Walking is a simple aerobic conditioning activity that requires little more investment than a decent pair of shoes. But walking works. When you walk at a speed of 5 mph, the physical benefits you reap for your heart, lungs, circulatory system, and waistline are similar to that of jogging or running--without the stressful impact to your joints, knees, and shins.
What kind of walking is best?
The answer is brisk, according to Edward Gregg, an epidemiologist with the Centers for Disease Control. "People should be able to carry on a conversation but know that their breathing is elevated," he told HealthDayNews.
How long should I walk?
Walk for at least 20 minutes a day. Start slowly and build up to longer walks at a faster pace over hillier terrain. Be sure to stretch your muscles before and after your walk. Most of all, be consistent. Try to walk on all or most days. But remember this: Walking just two hours a week could cut your risk of heart disease in half, compared to a sedentary person, according to researchers from the University of Ulm Medical Center in Ulm, Germany.
What are the benefits of walking?
Walking will increase the efficiency of your heart, as well as improve your lung capacity and breathing efficiency. Walking aids in circulating oxygen throughout your body and is quite effective at lowering your blood pressure. TIME health reporter Christine Gorman says walking may be the best exercise of all. "You may not feel the benefits all at once, but the evidence suggests that over the long term, a regular walking routine can do a world of preventive good, from lowering your risk of stroke, diabetes, and osteoporosis to treating arthritis, high blood pressure, and even depression," she wrote.
Added benefit: Walk. Live longer
Type II diabetics who walk just two hours a week will live longer, according to new research from the U.S. Centers for Disease Control and Prevention. A study of 2,896 adults in their late 50s who had been diagnosed with diabetes for about 11 years found that those who walked just two hours a week had a 39 percent lower death rate from all causes and a 34 percent lower chance of death from heart disease specifically, reports Reuters of the study that was published in the Archives of Internal Medicine. Walking is beneficial for healthy folks, too.
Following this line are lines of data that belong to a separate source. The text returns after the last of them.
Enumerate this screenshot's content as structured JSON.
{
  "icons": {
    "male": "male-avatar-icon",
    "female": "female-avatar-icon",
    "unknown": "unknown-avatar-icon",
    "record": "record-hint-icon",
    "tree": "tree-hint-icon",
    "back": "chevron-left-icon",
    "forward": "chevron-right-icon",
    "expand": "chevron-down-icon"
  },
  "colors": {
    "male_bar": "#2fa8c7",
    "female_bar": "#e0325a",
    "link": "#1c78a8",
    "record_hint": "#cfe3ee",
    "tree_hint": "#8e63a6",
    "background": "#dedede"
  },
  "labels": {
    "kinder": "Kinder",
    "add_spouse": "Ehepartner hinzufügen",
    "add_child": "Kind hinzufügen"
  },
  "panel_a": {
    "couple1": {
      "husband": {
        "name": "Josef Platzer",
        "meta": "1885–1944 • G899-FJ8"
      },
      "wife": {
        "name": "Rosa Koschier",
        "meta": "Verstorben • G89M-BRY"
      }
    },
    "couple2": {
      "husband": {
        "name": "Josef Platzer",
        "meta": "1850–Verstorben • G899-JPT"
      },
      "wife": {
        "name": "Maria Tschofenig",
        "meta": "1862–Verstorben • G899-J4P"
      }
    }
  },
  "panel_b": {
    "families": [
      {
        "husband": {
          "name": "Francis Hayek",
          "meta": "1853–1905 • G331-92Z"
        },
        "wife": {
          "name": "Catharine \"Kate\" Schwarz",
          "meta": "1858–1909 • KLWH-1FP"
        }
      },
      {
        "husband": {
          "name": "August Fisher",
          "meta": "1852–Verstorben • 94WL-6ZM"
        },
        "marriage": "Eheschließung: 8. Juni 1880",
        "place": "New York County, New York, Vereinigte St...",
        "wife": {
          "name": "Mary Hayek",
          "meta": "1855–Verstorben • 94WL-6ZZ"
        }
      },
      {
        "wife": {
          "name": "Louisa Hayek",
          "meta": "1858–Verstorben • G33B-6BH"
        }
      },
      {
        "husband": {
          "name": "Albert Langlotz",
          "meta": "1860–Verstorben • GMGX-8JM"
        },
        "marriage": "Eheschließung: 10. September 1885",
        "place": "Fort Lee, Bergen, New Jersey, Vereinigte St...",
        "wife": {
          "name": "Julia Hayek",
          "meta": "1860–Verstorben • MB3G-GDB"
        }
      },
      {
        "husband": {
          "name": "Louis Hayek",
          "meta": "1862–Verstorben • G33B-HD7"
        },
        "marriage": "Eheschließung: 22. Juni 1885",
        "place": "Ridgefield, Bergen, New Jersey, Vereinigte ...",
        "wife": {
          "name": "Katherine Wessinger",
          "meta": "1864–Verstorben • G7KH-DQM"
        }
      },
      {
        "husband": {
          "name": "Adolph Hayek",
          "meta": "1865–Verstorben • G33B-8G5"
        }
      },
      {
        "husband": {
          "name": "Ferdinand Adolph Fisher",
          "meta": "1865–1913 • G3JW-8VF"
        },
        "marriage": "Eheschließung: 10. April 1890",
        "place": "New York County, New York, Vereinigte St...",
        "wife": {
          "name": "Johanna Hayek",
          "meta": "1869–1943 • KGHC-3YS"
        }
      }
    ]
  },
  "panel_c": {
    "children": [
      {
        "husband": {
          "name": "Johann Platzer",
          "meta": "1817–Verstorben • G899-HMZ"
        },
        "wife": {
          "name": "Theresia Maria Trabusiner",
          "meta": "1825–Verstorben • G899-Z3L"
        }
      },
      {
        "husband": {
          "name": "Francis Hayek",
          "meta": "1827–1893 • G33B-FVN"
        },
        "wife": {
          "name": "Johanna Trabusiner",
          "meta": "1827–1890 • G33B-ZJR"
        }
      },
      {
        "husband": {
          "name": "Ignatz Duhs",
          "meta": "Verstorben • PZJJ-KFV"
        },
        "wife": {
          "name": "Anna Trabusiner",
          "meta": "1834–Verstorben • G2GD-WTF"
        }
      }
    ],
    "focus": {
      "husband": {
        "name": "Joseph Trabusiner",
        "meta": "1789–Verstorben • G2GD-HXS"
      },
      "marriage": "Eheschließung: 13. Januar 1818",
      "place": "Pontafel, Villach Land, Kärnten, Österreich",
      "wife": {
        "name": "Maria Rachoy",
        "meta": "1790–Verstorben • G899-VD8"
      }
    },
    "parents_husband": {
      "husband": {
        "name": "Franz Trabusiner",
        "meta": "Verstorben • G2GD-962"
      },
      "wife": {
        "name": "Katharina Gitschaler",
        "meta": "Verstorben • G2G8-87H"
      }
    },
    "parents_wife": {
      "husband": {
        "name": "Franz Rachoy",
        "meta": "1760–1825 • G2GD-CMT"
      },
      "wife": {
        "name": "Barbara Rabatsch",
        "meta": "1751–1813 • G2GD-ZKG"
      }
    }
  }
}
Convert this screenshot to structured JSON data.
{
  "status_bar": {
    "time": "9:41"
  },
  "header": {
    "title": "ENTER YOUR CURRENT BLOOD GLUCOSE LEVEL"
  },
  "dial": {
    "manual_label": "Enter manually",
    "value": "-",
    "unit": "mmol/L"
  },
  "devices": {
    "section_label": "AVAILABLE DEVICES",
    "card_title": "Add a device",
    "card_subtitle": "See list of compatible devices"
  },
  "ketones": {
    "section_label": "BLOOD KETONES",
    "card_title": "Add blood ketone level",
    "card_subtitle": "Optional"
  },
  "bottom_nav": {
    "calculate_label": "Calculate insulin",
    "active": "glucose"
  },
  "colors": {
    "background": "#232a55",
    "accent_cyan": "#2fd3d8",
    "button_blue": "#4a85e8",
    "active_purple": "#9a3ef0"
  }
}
Dr. JoAnn Manson, chief of preventive medicine at Harvard's Brigham and Women's Hospital, told TIME magazine: "If everyone in the U.S. were to walk briskly 30 minutes a day, we could cut the incidence of many chronic diseases 30 percent to 40 percent."